When a winter storm threatens our area, the local weather forecasts will contain a variety of terms for watches/warnings/advisories and precipitation types. The following is a list of commonly used terms for winter forecasts.


Advisories: Issued for weather conditions that are hazardous, but not necessarily life threatening.

Blizzard Warning: Issued when snow and strong winds combine to produce low visibility, deep snow drifts, and dangerously low wind chills.

Freezing Rain/Drizzle Advisory: Issued when freezing rain/drizzle will produce hazardous, but not life-threatening, conditions for motorists and pedestrians.

Snow Advisory: Issued when one to three inches of snow is expected to accumulate within 12 to 24 hours.

Watches/Warnings: Issued for life-threatening weather conditions.

Winter Storm Watch: Issued when at least four inches of snow in 12 hours, at least six inches of snow in 24 hours, or significant ice accumulations are possible within 12 hours.

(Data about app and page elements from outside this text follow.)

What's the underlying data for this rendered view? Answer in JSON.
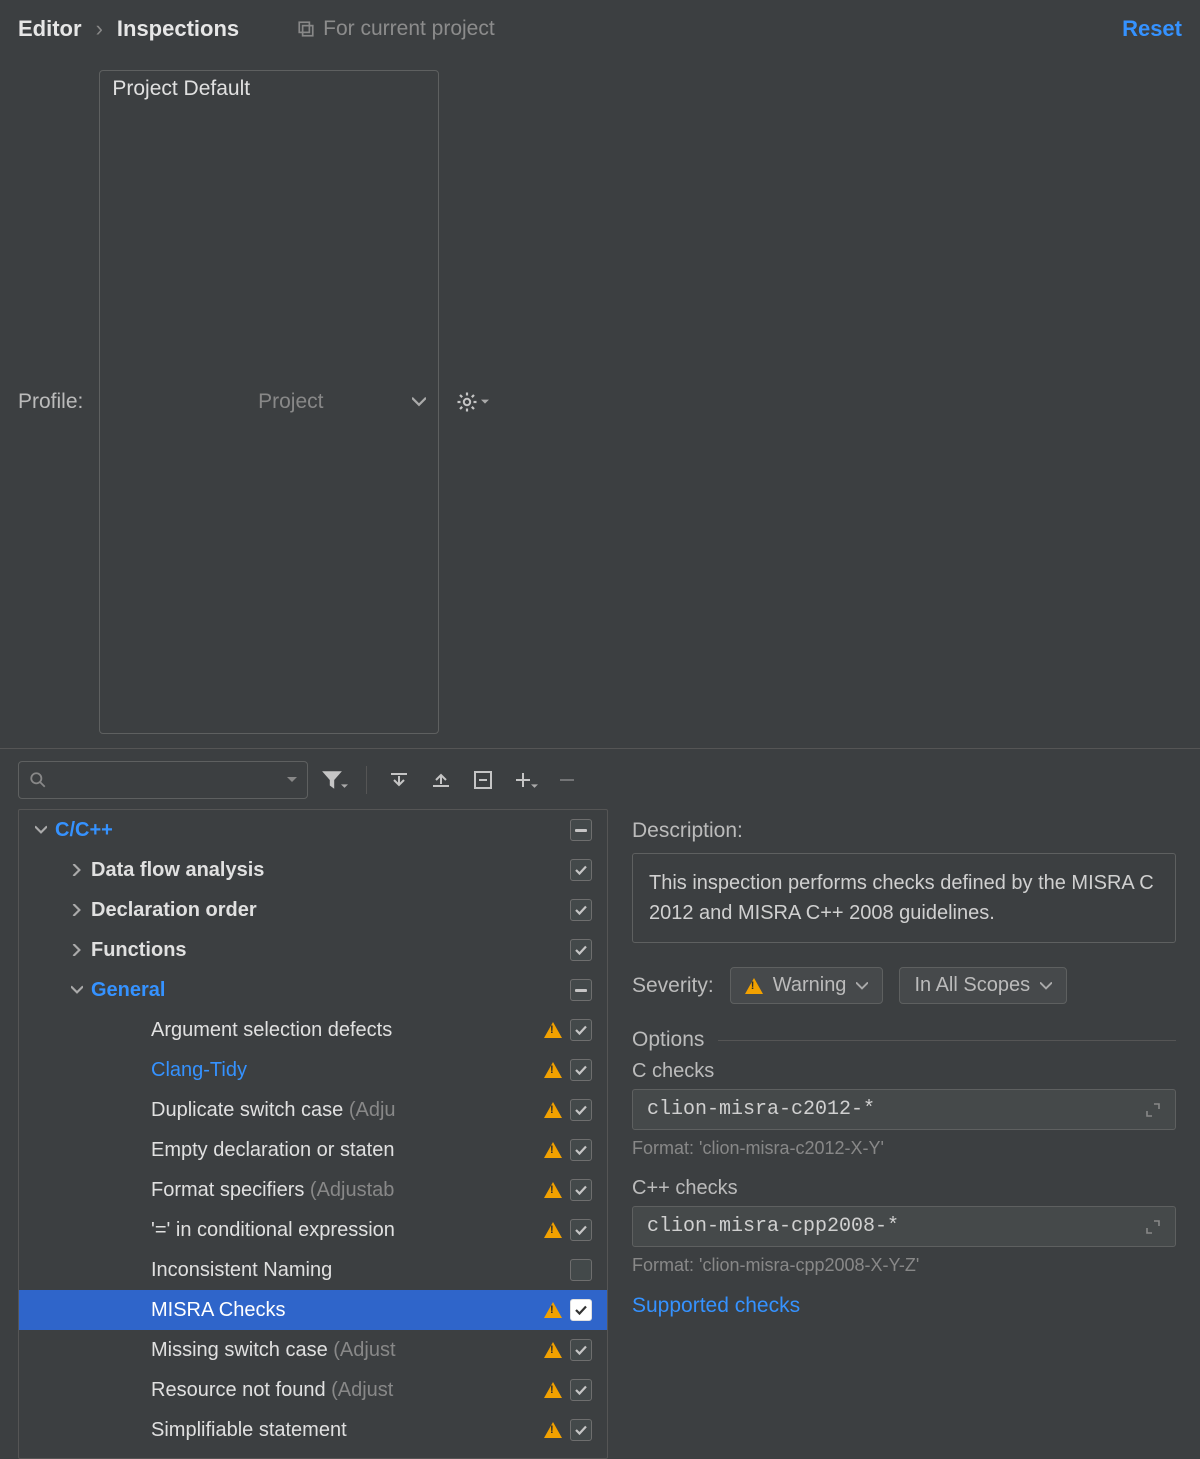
{
  "breadcrumb": {
    "parent": "Editor",
    "current": "Inspections"
  },
  "for_current_project": "For current project",
  "reset": "Reset",
  "profile": {
    "label": "Profile:",
    "value": "Project Default",
    "scope_hint": "Project"
  },
  "tree": {
    "root": "C/C++",
    "groups": [
      {
        "label": "Data flow analysis",
        "expanded": false,
        "state": "checked"
      },
      {
        "label": "Declaration order",
        "expanded": false,
        "state": "checked"
      },
      {
        "label": "Functions",
        "expanded": false,
        "state": "checked"
      },
      {
        "label": "General",
        "expanded": true,
        "state": "indeterminate"
      }
    ],
    "general_items": [
      {
        "label": "Argument selection defects",
        "hint": "",
        "warn": true,
        "checked": true,
        "selected": false,
        "link": false
      },
      {
        "label": "Clang-Tidy",
        "hint": "",
        "warn": true,
        "checked": true,
        "selected": false,
        "link": true
      },
      {
        "label": "Duplicate switch case",
        "hint": " (Adju",
        "warn": true,
        "checked": true,
        "selected": false,
        "link": false
      },
      {
        "label": "Empty declaration or staten",
        "hint": "",
        "warn": true,
        "checked": true,
        "selected": false,
        "link": false
      },
      {
        "label": "Format specifiers",
        "hint": " (Adjustab",
        "warn": true,
        "checked": true,
        "selected": false,
        "link": false
      },
      {
        "label": "'=' in conditional expression",
        "hint": "",
        "warn": true,
        "checked": true,
        "selected": false,
        "link": false
      },
      {
        "label": "Inconsistent Naming",
        "hint": "",
        "warn": false,
        "checked": false,
        "selected": false,
        "link": false
      },
      {
        "label": "MISRA Checks",
        "hint": "",
        "warn": true,
        "checked": true,
        "selected": true,
        "link": false
      },
      {
        "label": "Missing switch case",
        "hint": " (Adjust",
        "warn": true,
        "checked": true,
        "selected": false,
        "link": false
      },
      {
        "label": "Resource not found",
        "hint": " (Adjust",
        "warn": true,
        "checked": true,
        "selected": false,
        "link": false
      },
      {
        "label": "Simplifiable statement",
        "hint": "",
        "warn": true,
        "checked": true,
        "selected": false,
        "link": false
      }
    ]
  },
  "detail": {
    "description_label": "Description:",
    "description_text": "This inspection performs checks defined by the MISRA C 2012 and MISRA C++ 2008 guidelines.",
    "severity_label": "Severity:",
    "severity_value": "Warning",
    "scope_value": "In All Scopes",
    "options_label": "Options",
    "c_checks_label": "C checks",
    "c_checks_value": "clion-misra-c2012-*",
    "c_checks_format": "Format: 'clion-misra-c2012-X-Y'",
    "cpp_checks_label": "C++ checks",
    "cpp_checks_value": "clion-misra-cpp2008-*",
    "cpp_checks_format": "Format: 'clion-misra-cpp2008-X-Y-Z'",
    "supported_link": "Supported checks"
  }
}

Winter Weather Advisories: Issued when a variety of winter weather precipitation will cause significant inconvenience and may be hazardous, but probably not life threatening.

Forms of Precipitation

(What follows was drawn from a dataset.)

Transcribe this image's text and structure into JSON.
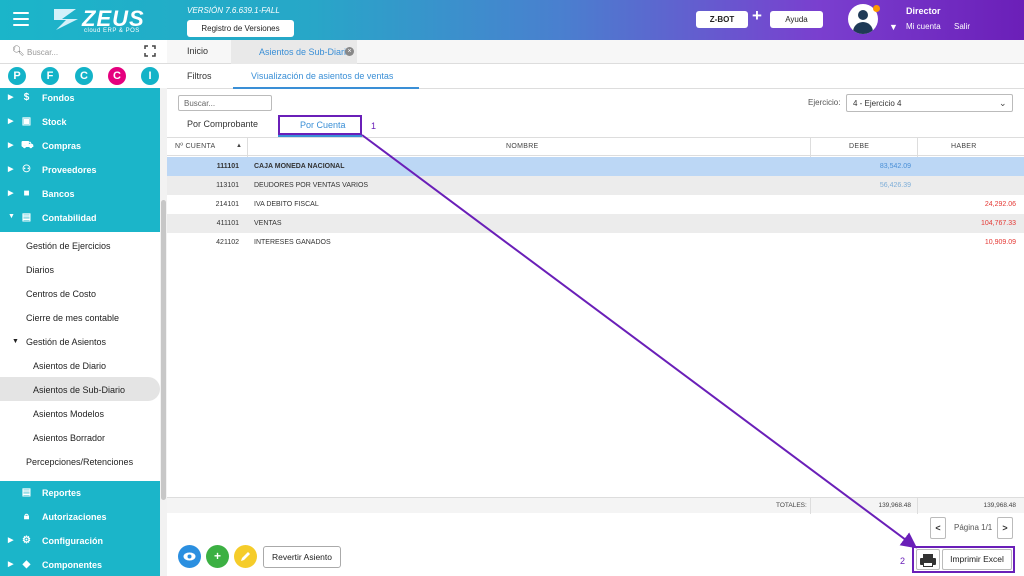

Alberta Clipper: A name for a fast moving low pressure system that forms over or near the province of Alberta, Canada and tracks south and east across the northern tier of the U.S. This storm brings strong winds and cold air, but not much snow.

Blowing Snow: Wind-driven snow that reduces visibility and causes significant drifting. Blowing snow may be loose snow picked up by the wind from the ground.

Freezing Rain/Drizzle: Rain/drizzle with temperatures that are below freezing that strikes a surface, such as a road, bridge, sidewalk, tree, or car. The rain/drizzle freezes instantly on impact, forming a layer of ice.

Ice Storm: A label for damaging accumulations of ice resulting from a lengthy period of freezing rain. Significant ice accumulations are usually 1/4 inch or greater.

Nor’easter: An intense area of low pressure that forms along or near the East Coast and rapidly intensifies as it moves toward the north or northeast. These storms are known for producing strong northeast winds, coastal flooding, beach erosion, and heavy precipitation along the U.S. East Coast. These storm systems are also called winter hurricanes.

Sleet: Raindrops that freeze into ice pellets before reaching the ground. Sleet usually bounces when hitting a hard surface. Long periods of falling sleet can result in a minor accumulation and cause hazard to motorists and pedestrians.

Snow: A steady fall of snowflakes for several hours or more.

Snow Flurry:Light snow falling for a short duration and resulting in no accumulation.

Snow Shower:Snow falling at varying intensities for brief periods of time, with some light accumulation possible.

Snowstorm: A label for a heavy snowfall event. The term is used for events in which at least four inches of snow will fall during a 12-hour period, or six inches will fall during a 24-hour period. Strong winds may accompany the snowfall to produce blowing snow and low wind-chill.

Wintry Mix:  An unspecified combination of snow, sleet, freezing rain, and ice.